Sen. Rand PaulRand PaulRepublicans question Trump's trip to Scotland Hate TV customer service? So does your senator Overnight Cybersecurity: Senate narrowly rejects expanding FBI surveillance powers MORE’s (R-Ky.) office on Tuesday said it is implementing a new approval process for the Kentucky Republican’s speeches and writing in the wake of plagiarism charges, adding that "supporting facts and anecdotes" from staffers were not "clearly sourced or vetted properly."
In an interview with The New York Times later in the day, Paul said he is unsure if the scandal will affect a potential presidential bid in 2016.
From now on, Paul said his writings would resemble academic papers “if it will make people leave me the hell alone.” Despite the errors, he said no staff would be fired over the controversy.
Buzzfeed and others have found numerous instances in which sections of Paul’s speeches and books resembled word for word other articles without quoting them.
Paul partly blamed the errors on his hectic schedule, saying sometimes he has to read and approve the text of articles or speeches in 20 minutes.
“We write something every week for The Washington Times, and I literally am riding around in a car in between things trying to figure out if I can approve it,” He said.
Paul admitted that his office is likely taking on more than it should.
“We need to get stuff earlier, but it’s hard, Paul said.
Paul’s senior adviser, Doug Stafford, issued a statement saying citation for speeches will now be available upon request from reporters, and that the office will be more rigorous in its vetting.
“Adherence to a new approval process implemented by Sen. Paul will ensure proper citation and accountability in all collaborative works going forward,” Stafford said in a statement.
“Footnotes presenting supporting facts were not always used,” Stafford said. “Going forward, footnotes will be available on request.

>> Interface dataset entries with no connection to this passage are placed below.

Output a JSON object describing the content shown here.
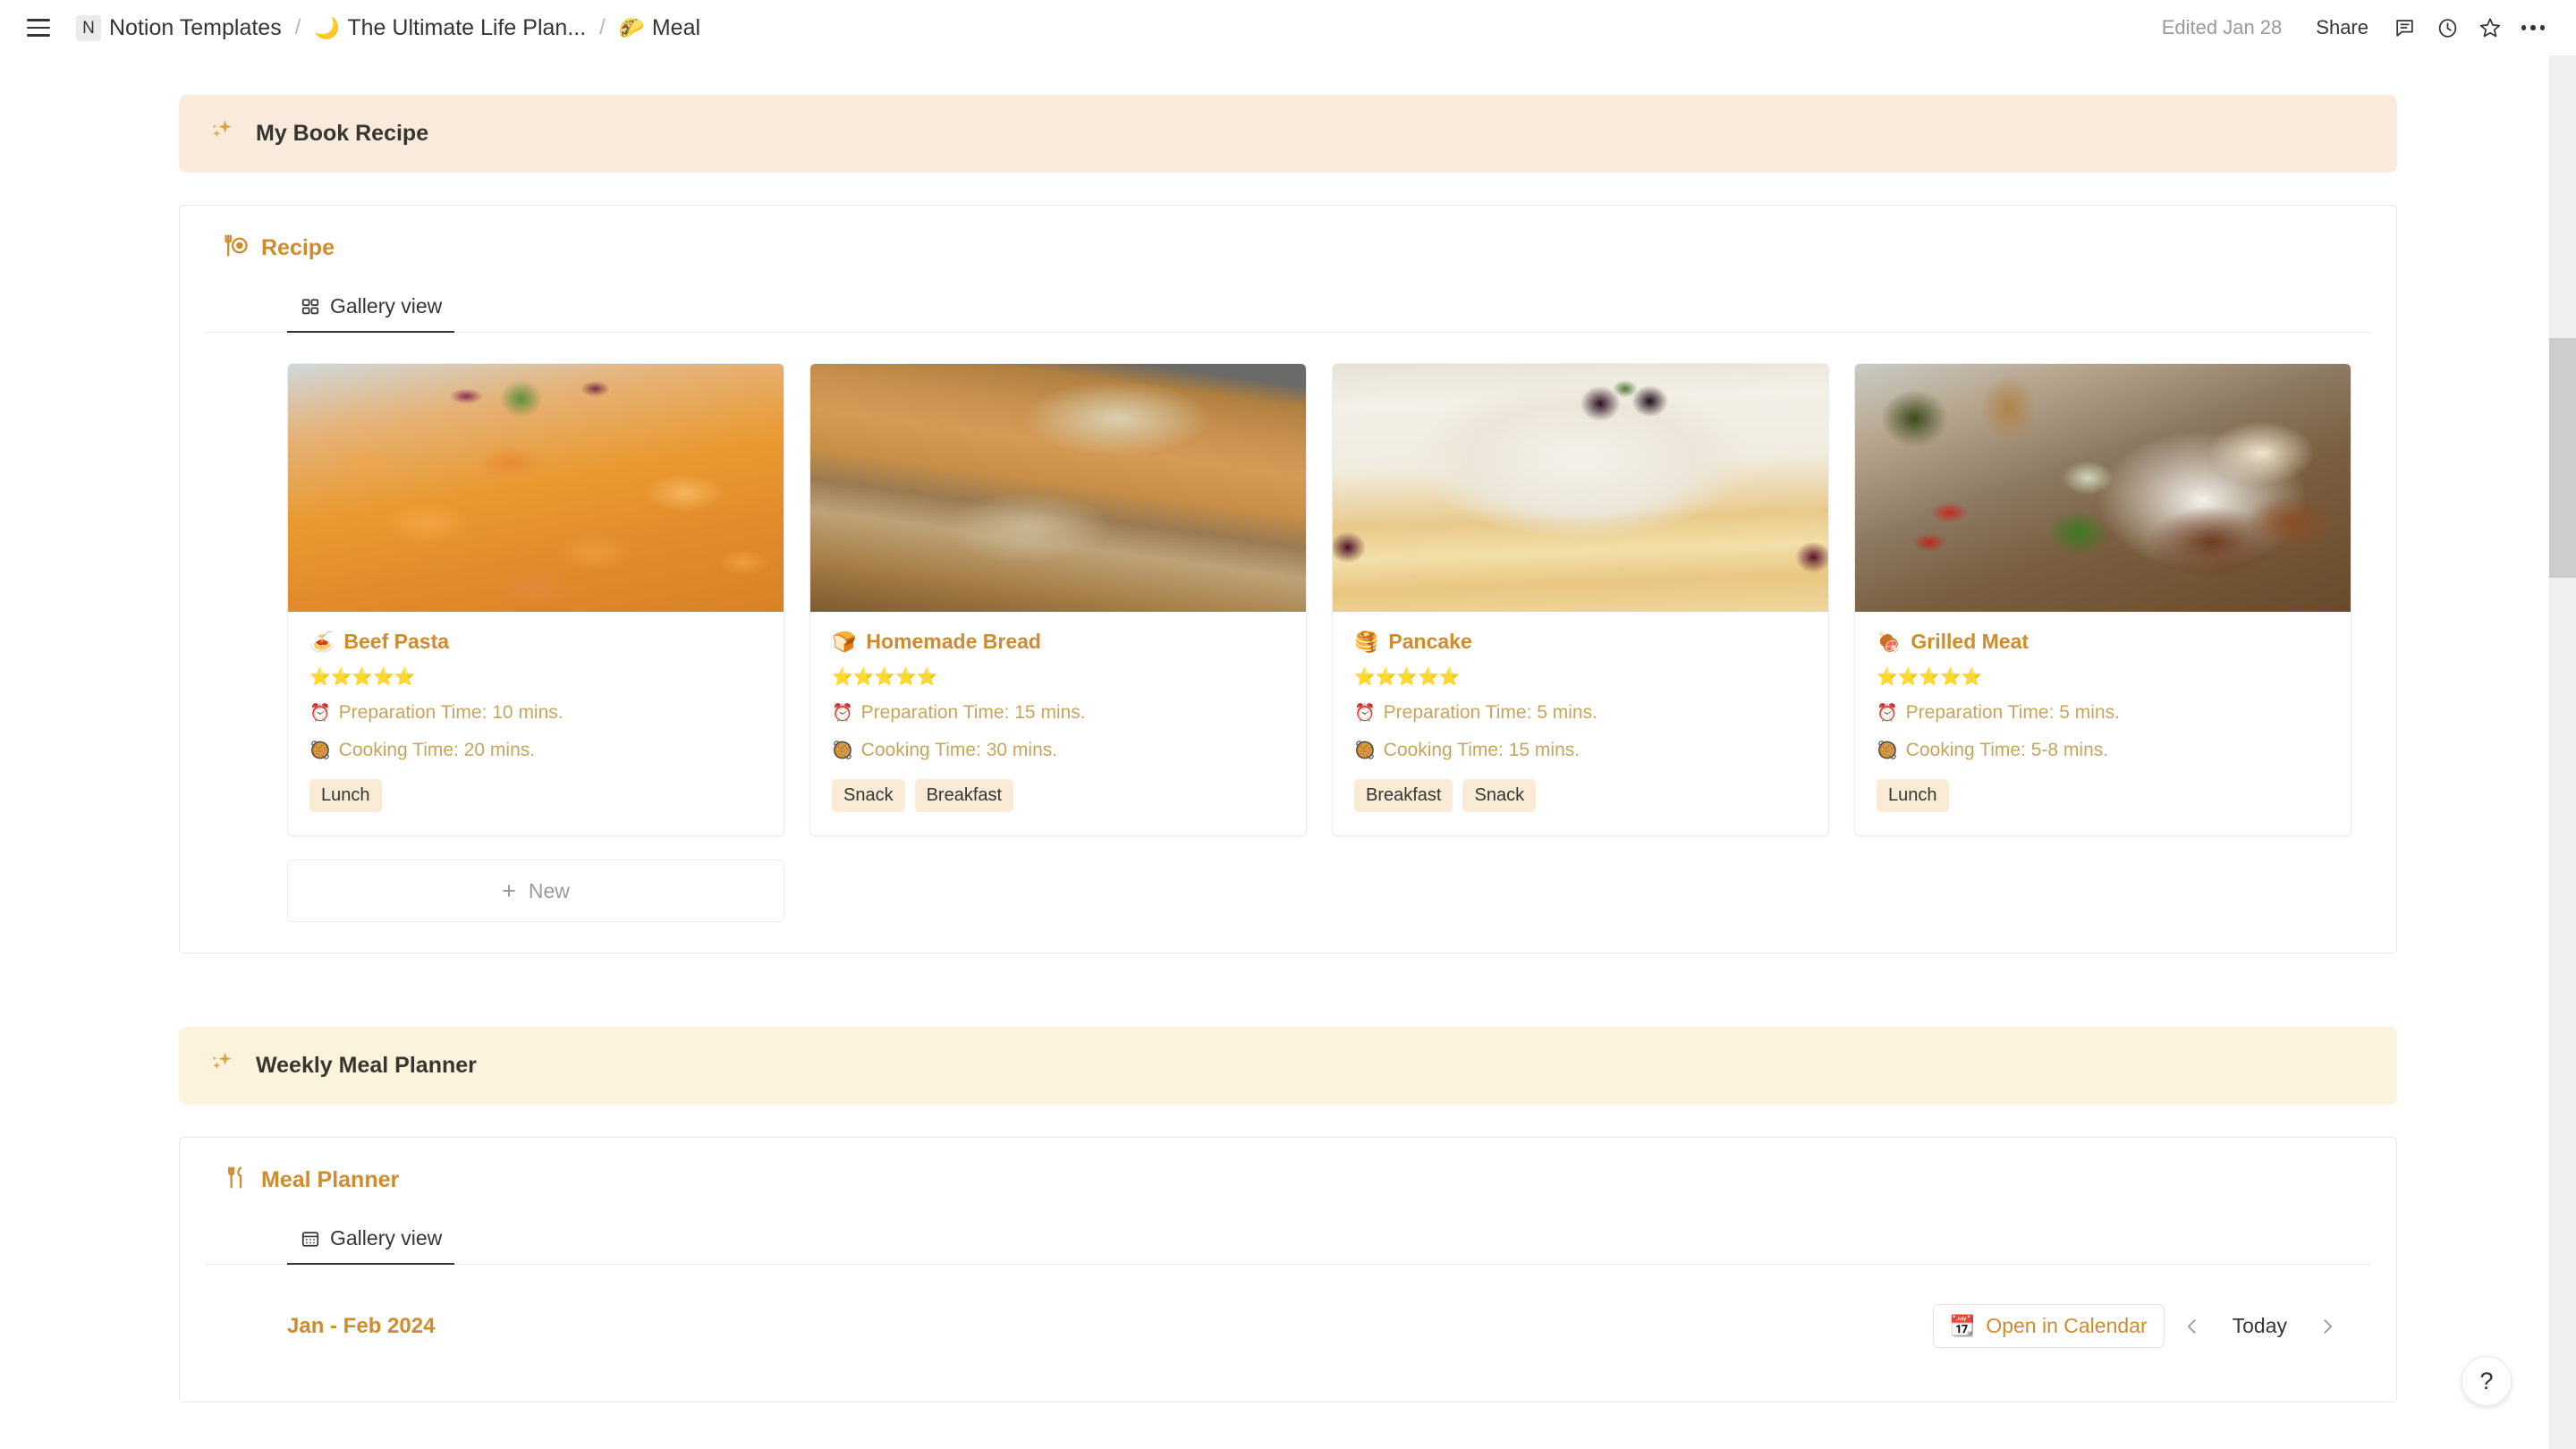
{
  "topbar": {
    "menu_icon": "hamburger-icon",
    "breadcrumbs": [
      {
        "icon": "N",
        "icon_name": "notion-logo-badge",
        "label": "Notion Templates"
      },
      {
        "icon": "🌙",
        "icon_name": "crescent-moon-emoji",
        "label": "The Ultimate Life Plan..."
      },
      {
        "icon": "🌮",
        "icon_name": "taco-emoji",
        "label": "Meal"
      }
    ],
    "separator": "/",
    "edited_label": "Edited Jan 28",
    "share_label": "Share",
    "actions": [
      {
        "name": "comment-icon"
      },
      {
        "name": "history-clock-icon"
      },
      {
        "name": "favorite-star-icon"
      },
      {
        "name": "more-options-icon"
      }
    ]
  },
  "callout_recipe": {
    "icon": "sparkles-icon",
    "text": "My Book Recipe",
    "bg": "#faebdd"
  },
  "recipe_db": {
    "icon": "fork-and-plate-icon",
    "title": "Recipe",
    "view_tab": {
      "icon": "gallery-grid-icon",
      "label": "Gallery view"
    },
    "new_button": {
      "label": "New",
      "icon": "plus-icon"
    },
    "cards": [
      {
        "emoji": "🍝",
        "emoji_name": "spaghetti-emoji",
        "title": "Beef Pasta",
        "stars": "⭐⭐⭐⭐⭐",
        "prep": {
          "emoji": "⏰",
          "text": "Preparation Time: 10 mins."
        },
        "cook": {
          "emoji": "🥘",
          "text": "Cooking Time: 20 mins."
        },
        "tags": [
          "Lunch"
        ],
        "image": "img-pasta"
      },
      {
        "emoji": "🍞",
        "emoji_name": "bread-emoji",
        "title": "Homemade Bread",
        "stars": "⭐⭐⭐⭐⭐",
        "prep": {
          "emoji": "⏰",
          "text": "Preparation Time: 15 mins."
        },
        "cook": {
          "emoji": "🥘",
          "text": "Cooking Time: 30 mins."
        },
        "tags": [
          "Snack",
          "Breakfast"
        ],
        "image": "img-bread"
      },
      {
        "emoji": "🥞",
        "emoji_name": "pancakes-emoji",
        "title": "Pancake",
        "stars": "⭐⭐⭐⭐⭐",
        "prep": {
          "emoji": "⏰",
          "text": "Preparation Time: 5 mins."
        },
        "cook": {
          "emoji": "🥘",
          "text": "Cooking Time: 15 mins."
        },
        "tags": [
          "Breakfast",
          "Snack"
        ],
        "image": "img-pancake"
      },
      {
        "emoji": "🍖",
        "emoji_name": "meat-on-bone-emoji",
        "title": "Grilled Meat",
        "stars": "⭐⭐⭐⭐⭐",
        "prep": {
          "emoji": "⏰",
          "text": "Preparation Time: 5 mins."
        },
        "cook": {
          "emoji": "🥘",
          "text": "Cooking Time: 5-8 mins."
        },
        "tags": [
          "Lunch"
        ],
        "image": "img-meat"
      }
    ]
  },
  "callout_planner": {
    "icon": "sparkles-icon",
    "text": "Weekly Meal Planner",
    "bg": "#fbf3db"
  },
  "planner_db": {
    "icon": "fork-and-knife-icon",
    "title": "Meal Planner",
    "view_tab": {
      "icon": "calendar-icon",
      "label": "Gallery view"
    },
    "date_range": "Jan - Feb 2024",
    "open_calendar": {
      "emoji": "📆",
      "label": "Open in Calendar"
    },
    "prev_label": "previous-period",
    "today_label": "Today",
    "next_label": "next-period"
  },
  "help": {
    "label": "?"
  },
  "colors": {
    "accent_gold": "#cf8b2e",
    "meta_gold": "#c8a45c",
    "tag_bg": "#faebd7",
    "text": "#37352f",
    "muted": "#9b9a97"
  }
}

There have also been occasions where quotations or typesetting indentations have been left out through errors in our approval process. From here forward, quoting, footnoting and citing will be more complete."
Stafford said a large number of staffers "provide supporting facts and anecdotes – some of which were not clearly sourced or vetted properly."

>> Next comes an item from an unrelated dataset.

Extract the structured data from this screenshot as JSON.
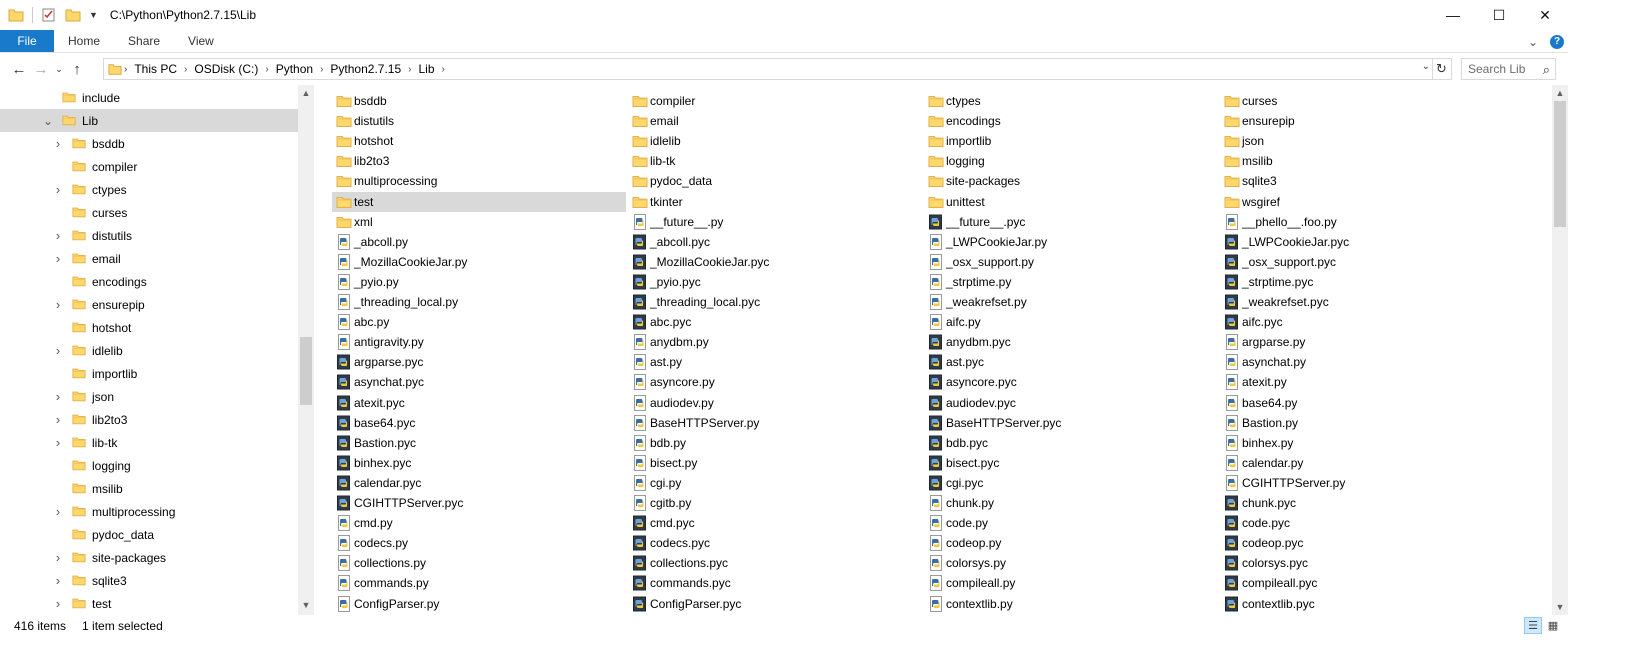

The new policy comes after Buzzfeed on Monday found portions of an op-ed written by Paul in September resembled lines from a report a week earlier in The Week about minimum drug sentencing.
Paul, a potential contender for president in 2016, issued a similar admission Monday night on Fox News, saying portions of his 2013 book Government Bullies improperly cited a report by The Heritage Foundation and another conservative think thank.
But on Monday night he continued to maintain the allegations have been conflated.
“I do make mistakes,” Paul said. “In the book, in fact, we made a mistake. It should have been blocked off or indented to show that it was a quotation. It was footnoted at the end. We didn't try to pass off anything as our own. And they are coming up with absurdities.”
It is a marked pullback from the weekend, when he blamed "hacks and haters" for the changes. Over the weekend, he said he almost wanted to challenge his accusers to a duel.
“I take it as an insult, and I will not lie down and say people can call me dishonest, misleading or misrepresenting,” he said on ABC’s “This Week.”
“I have never intentionally done so. And like I say, if, you know, if dueling were legal in Kentucky, if they keep it up, you know, it would be a duel challenge. But I can't do that, because I can't hold office in Kentucky then.”
The controversy began brewing last week when MSNBC’s Rachel Maddow first pointed out that a few lines from a speech Paul gave, in which he summarized the movie “Gattaca,” resembled the movie’s Wikipedia entry.
Updated at 2:42 p.m.